The problem :: Could you find every line in the entries below that holds the word "Dihedral" and copy it?

<<<<

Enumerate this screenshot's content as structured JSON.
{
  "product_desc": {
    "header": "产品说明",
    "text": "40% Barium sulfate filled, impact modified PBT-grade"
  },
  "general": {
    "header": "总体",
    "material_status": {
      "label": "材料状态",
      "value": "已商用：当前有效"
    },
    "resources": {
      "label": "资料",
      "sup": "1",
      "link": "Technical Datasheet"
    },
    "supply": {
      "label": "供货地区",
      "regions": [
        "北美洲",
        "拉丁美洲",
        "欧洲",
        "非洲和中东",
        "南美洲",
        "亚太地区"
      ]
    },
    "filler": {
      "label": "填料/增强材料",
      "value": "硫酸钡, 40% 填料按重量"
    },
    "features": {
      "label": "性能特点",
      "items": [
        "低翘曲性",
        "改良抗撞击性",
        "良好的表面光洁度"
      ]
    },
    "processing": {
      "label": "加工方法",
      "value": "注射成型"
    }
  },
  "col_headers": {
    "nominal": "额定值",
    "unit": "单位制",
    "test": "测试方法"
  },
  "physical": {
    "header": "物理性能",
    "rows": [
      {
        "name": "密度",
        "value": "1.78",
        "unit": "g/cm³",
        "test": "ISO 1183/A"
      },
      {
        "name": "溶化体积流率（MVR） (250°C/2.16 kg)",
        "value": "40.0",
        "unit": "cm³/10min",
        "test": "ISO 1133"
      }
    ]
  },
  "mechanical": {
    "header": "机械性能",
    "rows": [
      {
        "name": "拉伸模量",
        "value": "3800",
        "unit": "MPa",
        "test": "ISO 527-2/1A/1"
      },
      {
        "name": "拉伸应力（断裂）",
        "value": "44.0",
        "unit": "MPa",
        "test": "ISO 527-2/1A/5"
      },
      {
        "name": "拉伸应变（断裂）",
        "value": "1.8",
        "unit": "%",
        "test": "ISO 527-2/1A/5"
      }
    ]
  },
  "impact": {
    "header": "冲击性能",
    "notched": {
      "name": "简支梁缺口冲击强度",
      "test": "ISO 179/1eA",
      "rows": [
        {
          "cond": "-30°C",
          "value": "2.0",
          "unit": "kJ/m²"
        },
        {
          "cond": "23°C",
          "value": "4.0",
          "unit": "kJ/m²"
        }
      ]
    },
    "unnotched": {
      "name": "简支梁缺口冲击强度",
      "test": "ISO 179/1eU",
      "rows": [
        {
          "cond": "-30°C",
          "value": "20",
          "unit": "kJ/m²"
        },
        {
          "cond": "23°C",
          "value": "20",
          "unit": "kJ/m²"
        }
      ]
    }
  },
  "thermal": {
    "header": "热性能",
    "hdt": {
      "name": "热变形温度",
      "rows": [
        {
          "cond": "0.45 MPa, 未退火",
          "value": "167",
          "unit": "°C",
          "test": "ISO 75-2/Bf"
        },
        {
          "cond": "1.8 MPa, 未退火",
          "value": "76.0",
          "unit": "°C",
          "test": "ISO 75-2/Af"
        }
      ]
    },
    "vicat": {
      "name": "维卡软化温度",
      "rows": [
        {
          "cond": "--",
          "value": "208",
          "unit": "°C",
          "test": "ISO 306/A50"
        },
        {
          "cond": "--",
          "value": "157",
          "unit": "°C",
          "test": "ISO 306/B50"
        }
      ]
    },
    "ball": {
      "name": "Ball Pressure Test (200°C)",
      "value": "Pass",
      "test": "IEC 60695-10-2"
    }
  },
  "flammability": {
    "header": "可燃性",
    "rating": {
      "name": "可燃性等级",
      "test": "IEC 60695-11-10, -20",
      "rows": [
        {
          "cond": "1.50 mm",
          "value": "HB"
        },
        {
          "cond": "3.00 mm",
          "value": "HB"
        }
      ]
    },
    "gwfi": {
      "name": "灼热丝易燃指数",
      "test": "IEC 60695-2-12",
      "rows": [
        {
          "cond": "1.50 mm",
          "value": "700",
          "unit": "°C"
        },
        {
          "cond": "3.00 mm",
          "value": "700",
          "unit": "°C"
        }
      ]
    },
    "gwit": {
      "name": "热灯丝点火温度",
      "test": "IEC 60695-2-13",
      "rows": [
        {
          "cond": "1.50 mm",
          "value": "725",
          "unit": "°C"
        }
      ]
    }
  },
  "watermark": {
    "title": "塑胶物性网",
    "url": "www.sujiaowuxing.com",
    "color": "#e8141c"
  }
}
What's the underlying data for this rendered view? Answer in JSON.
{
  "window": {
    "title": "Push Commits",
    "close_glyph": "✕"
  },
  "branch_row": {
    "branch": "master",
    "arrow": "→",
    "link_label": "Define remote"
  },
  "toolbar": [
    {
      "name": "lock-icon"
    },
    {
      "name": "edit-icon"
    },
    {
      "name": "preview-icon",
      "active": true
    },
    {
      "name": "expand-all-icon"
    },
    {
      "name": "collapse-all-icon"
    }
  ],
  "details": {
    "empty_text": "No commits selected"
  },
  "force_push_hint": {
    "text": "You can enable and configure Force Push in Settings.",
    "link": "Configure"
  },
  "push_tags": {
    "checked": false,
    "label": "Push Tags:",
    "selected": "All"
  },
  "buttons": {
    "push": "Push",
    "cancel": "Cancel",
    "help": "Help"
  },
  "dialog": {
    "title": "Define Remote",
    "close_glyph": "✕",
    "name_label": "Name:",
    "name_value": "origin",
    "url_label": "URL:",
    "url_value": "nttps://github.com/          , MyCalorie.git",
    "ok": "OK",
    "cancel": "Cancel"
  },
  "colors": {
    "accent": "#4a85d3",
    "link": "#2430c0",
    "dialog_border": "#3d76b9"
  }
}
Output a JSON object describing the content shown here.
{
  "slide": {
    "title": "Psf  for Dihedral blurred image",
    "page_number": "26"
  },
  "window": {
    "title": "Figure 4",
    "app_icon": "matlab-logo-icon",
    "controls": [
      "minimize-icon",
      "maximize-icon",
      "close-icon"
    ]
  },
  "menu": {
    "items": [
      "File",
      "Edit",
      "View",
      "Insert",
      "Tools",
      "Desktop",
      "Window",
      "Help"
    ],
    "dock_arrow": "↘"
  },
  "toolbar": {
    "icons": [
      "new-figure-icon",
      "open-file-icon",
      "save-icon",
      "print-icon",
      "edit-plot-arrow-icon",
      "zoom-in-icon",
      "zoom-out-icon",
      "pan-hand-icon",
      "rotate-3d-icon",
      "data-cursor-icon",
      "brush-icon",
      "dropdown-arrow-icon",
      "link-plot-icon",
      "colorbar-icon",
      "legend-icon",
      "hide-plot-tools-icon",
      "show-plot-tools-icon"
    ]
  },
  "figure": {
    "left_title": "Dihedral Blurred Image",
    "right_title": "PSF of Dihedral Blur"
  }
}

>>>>

Expected output ::
    "title": "Psf  for Dihedral blurred image",
    "left_title": "Dihedral Blurred Image",
    "right_title": "PSF of Dihedral Blur"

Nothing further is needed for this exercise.